In 1962, NASA launched the Mariner 1, an interplanetary probe on its way to Venus. Minutes after takeoff, the probe exploded due to a single missing hyphen in its code, costing NASA $80 million.
In December 2005, Japan’s Mizuho Securities introduced a new member to its portfolio of offerings, and priced it at 610,000 yen per share. Less than a year later, a typo by one of the company’s traders resulted in the sale of 610,000 shares at one yen apiece, resulting in a loss of $340 million.
In each of these situations, small typos cost businesses millions of dollars. Naturally, you want to avoid typographical errors, whether you’re sending an email, preparing a marketing piece, or mailing a client letter.
With a little proofreading, you can catch typos, spelling and grammatical errors, and misplaced punctuation before they cost you sales and customers, or cause you embarrassment. If you’re not sure where to start, try the following strategies to improve the quality of your text.
1. Don’t Rely Only on a Spellchecker
If you work digitally, you know that many word processors – such as Microsoft Word – come with their own spelling and grammar checking programs. But these programs won’t catch everything. Spellcheck might not pick up on homophones (words that sound the same, but are spelled differently), and it won’t help you decide between often-confused words such as affect and effect.
For best results, you may want to plug your content into multiple programs and checkers. Some of the most popular editing tools such as Grammarly Proofreader, PolishMyWriting, Ginger, and Slick Write will help you find mistakes that your typical word processor might miss.
2. Read It Aloud
Unless you have an audience, you likely don’t read out loud. In fact, you read much faster when you let your eyes, rather than your mouth, do the work. The brain understands familiar words without needing complete input from individual letters, so you can skim quickly and still absorb information.
But when you proofread, take time to say each word out loud, not just in your head. The auditory input will help your brain detect errors that you may have jumped over otherwise.
Additionally, reading aloud lets you see where pauses occur naturally. If you haven’t taken a breath for a while, you may have a run-on sentence that needs dividing or a particularly long sentence that could use simplification.

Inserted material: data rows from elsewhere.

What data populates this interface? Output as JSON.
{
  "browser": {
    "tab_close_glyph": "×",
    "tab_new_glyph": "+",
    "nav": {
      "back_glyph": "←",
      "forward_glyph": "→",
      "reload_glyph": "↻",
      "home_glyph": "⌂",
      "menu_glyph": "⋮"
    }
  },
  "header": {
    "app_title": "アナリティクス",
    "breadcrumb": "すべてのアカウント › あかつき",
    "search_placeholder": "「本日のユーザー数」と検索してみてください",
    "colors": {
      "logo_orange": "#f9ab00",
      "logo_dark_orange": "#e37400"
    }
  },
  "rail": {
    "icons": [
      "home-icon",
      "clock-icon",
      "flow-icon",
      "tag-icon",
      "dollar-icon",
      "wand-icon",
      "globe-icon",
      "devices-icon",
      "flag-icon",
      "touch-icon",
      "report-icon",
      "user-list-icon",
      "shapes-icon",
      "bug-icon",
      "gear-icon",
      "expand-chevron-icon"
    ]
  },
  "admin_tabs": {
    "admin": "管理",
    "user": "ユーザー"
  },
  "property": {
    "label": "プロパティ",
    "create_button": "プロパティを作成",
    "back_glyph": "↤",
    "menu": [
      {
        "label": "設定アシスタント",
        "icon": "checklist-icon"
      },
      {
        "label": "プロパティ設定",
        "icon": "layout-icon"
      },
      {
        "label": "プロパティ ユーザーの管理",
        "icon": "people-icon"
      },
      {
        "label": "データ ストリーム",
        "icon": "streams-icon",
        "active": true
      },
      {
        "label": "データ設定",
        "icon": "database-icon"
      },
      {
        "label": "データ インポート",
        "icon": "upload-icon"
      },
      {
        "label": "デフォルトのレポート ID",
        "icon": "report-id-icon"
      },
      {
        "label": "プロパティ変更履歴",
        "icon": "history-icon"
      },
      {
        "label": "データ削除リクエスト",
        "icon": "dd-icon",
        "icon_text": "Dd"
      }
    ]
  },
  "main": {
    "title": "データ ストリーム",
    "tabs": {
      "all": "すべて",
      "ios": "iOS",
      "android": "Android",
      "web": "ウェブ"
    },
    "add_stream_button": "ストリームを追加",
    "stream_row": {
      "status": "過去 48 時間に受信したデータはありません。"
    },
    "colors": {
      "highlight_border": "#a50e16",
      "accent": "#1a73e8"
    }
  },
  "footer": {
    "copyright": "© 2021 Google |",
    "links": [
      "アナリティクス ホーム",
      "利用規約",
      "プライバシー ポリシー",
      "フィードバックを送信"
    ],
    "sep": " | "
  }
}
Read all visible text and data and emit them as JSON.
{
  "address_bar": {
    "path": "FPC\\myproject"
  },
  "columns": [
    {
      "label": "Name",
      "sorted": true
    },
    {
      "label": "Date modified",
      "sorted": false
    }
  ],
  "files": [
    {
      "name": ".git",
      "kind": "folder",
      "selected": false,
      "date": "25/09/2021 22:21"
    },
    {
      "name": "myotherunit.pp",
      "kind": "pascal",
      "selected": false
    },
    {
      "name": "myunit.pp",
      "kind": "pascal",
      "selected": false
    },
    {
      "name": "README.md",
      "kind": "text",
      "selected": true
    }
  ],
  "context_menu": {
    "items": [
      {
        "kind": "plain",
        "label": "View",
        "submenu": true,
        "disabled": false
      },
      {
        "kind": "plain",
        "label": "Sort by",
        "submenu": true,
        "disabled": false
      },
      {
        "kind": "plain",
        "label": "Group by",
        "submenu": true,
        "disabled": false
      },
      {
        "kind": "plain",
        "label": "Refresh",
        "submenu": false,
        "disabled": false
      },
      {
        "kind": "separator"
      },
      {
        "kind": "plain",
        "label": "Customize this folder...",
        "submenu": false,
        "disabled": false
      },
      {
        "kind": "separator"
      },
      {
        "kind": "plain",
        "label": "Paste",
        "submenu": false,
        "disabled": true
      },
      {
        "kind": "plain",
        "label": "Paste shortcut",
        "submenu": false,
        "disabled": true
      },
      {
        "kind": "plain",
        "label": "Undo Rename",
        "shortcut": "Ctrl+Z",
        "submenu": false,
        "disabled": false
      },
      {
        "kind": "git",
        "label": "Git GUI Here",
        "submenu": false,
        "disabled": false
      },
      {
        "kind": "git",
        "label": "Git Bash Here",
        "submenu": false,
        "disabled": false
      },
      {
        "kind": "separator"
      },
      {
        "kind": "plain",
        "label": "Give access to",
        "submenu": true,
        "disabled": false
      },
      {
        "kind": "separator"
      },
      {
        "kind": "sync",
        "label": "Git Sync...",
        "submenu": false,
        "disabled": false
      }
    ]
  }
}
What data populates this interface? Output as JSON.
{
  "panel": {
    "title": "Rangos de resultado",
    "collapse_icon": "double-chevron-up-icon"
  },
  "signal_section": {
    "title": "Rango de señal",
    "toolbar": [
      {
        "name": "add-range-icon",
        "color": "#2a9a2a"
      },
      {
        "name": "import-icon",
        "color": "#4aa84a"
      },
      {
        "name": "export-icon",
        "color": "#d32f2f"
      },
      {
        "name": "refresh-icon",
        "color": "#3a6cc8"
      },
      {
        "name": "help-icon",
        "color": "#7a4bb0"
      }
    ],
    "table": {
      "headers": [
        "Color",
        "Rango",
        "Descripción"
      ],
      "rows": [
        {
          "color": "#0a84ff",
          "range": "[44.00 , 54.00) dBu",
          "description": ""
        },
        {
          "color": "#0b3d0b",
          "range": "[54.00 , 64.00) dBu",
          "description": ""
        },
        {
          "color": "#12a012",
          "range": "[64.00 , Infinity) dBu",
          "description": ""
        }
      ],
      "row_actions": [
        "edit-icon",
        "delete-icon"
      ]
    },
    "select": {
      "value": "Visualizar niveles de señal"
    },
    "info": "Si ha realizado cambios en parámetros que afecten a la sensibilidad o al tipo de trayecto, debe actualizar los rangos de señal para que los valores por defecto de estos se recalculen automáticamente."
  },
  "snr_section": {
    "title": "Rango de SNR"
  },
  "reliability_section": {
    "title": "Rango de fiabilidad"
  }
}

Reading out loud can help you quickly spot awkward word placement, repetition, and gaps in information. When you hear your work, you can also get a greater sense of your overall tone, and tell whether you are too casual, formal, chatty, or serious.
If you have a smaller article or post, try reading it backward word by word, to spot typos – read it forward for content.
3. Re-Read After Making Corrections
After reading over your project, you’ve likely made a few corrections. But sometimes your corrections can cause additional problems. When you insert a forgotten word, your sentence may seem ambiguous. When you remove a troublesome sentence, you might delete essential punctuation. And when you add an explanatory paragraph, new information may conflict with earlier statements.
As a general rule, read through your document several times and focus on different editing aspects each time. For example, the first round might focus on sentence structures. The second round could dissect your word choice and spelling. The third round might double-check facts and figures.
If your deadline allows, give yourself time to set the text aside for a few hours (or days) so you can approach your project with a fresh set of eyes.
Don’t Be Afraid to Ask for Help
When you practice these techniques, you can find typos and mistakes you may have missed. However, proofreading your own work is difficult, and even the most experienced editors might not see problems with their own writing. As we always remind clients, the person who writes (or types) the copy will inevitably miss his own errors. Your brain knows what you intended to type, and sees that rather than what you did type.
Before you print a final copy of your next project, hire an expert (or ask a close friend, family member, or coworker) to quickly review your work.
Use these techniques for notes, emails, blog posts, marketing materials; basically, everything you plan on sending out. Take time to proofread even the simplest of copy! Your piece will look cleaner and more professional as a result, and you’ll save yourself potential embarrassment as well as possible financial penalties.